Since I started the Weaver Watch on April 26, when Jered Weaver was 6-0 with a 0.99 ERA and a Season Score 56 points ahead of any other AL pitcher, Weaver’s season seems to have reversed it course entirely.

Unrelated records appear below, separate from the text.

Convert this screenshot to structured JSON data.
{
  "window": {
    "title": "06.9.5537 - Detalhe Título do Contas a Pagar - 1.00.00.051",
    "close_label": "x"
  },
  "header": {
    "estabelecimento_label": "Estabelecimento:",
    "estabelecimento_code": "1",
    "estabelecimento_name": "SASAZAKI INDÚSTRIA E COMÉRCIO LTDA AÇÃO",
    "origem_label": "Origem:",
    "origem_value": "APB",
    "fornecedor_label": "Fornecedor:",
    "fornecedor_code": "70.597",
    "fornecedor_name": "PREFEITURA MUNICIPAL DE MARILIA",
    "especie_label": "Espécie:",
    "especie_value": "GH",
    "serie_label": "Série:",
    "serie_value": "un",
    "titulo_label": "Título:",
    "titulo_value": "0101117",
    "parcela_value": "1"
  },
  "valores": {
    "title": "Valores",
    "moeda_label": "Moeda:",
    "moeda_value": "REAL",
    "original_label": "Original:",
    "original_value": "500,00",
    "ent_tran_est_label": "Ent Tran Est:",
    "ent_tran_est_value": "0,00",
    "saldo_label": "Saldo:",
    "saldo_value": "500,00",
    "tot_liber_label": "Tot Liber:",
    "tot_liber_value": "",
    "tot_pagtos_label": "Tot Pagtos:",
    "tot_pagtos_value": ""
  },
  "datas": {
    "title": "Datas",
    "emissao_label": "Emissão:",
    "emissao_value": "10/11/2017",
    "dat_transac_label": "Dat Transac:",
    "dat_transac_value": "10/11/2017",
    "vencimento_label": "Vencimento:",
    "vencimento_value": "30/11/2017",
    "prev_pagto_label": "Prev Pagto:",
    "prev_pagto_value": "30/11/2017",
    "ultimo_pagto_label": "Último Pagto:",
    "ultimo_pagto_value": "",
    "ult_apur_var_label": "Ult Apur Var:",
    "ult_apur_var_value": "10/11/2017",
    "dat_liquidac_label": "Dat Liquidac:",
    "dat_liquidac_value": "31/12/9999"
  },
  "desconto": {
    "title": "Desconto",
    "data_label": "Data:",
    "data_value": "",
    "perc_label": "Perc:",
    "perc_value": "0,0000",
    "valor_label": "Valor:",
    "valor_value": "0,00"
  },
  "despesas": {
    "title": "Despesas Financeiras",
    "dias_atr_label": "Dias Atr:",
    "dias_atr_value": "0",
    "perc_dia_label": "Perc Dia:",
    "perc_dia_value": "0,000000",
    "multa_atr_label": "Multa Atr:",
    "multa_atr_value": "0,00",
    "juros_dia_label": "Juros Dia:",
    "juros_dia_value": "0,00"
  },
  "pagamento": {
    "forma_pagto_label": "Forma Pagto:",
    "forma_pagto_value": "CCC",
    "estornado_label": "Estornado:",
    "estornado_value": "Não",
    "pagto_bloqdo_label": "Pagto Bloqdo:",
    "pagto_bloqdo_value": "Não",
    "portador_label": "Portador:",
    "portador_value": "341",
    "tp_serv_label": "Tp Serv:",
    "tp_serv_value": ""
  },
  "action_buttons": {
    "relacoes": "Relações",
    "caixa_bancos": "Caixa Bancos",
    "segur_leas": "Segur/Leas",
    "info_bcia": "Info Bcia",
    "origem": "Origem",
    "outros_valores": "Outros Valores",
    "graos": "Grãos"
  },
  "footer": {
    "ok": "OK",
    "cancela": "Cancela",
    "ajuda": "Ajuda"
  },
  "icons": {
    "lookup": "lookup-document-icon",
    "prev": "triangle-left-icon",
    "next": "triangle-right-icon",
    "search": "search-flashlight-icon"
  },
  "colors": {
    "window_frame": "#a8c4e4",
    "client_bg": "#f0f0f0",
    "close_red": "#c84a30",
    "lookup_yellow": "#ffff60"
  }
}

In three May starts, Weaver is 0-3 with a 5.50 ERA, adding just five points to his Season Score. After pitching into the seventh inning in each of his first six starts, culminating with two successive complete games, Weaver has pitched just six innings in each of his three subsequent starts. After leading American League starters in virtually every meaningful pitching statistic on May 1, Weaver is now sixth in ERA, ninth in xFIP, and even trails Justin Verlander in strikeouts a category Weaver led in 2010. Much like Ubaldo Jimenez’s 2010 season, Weaver seems to have run out of magic the first time he faced the Red Sox, as he yielded a then-season-high three runs in six innings to pick up his first loss on May 2. Jimenez was never again the unhittable force he had been before giving up six runs to Boston last June 23, and Weaver’s next two starts may portend a similar regression.
A deeper look, though, suggests that Weaver is still pitching at an elite level. In his three consecutive losses, he has struck out 12 batters (despite an uncharacteristic 0-k game against Cleveland on May 7th), and walked just four, maintaining a stellar 4.36 to 1 strikeout to walk ratio, third in the AL behind teammate Dan Haren and Tampa’s David Price. The two home runs Weaver surrendered to Texas last night were just the third and fourth he’s given up all year. Weaver’s been worth 1.9 WAR per fangraphs, better than any AL pitcher except Weaver. He even leads the majors in Season Score despite three straight replacement level starts, tied with Florida’s Josh Johnson and seven points ahead of Tampa’s James Shields, the next-best AL pitcher.
As my friend Nick noted in response to my initial Weaver Watch post, it’s never as bad as it looks, and it’s never as good as it looks. Weaver wasn’t going to pitch eight shutout innings with ten strikeouts and no walks every five days for six months, but this run of losses has been more indicative of a reversal of luck than a drop in performance.
After last night’s game, we may be enticed to give up on the Weaver Watch and begin the Alexi Ogando watch, but if you’re looking for a frontrunner for AL Cy Young, look no further than the guy who pitched the best in April.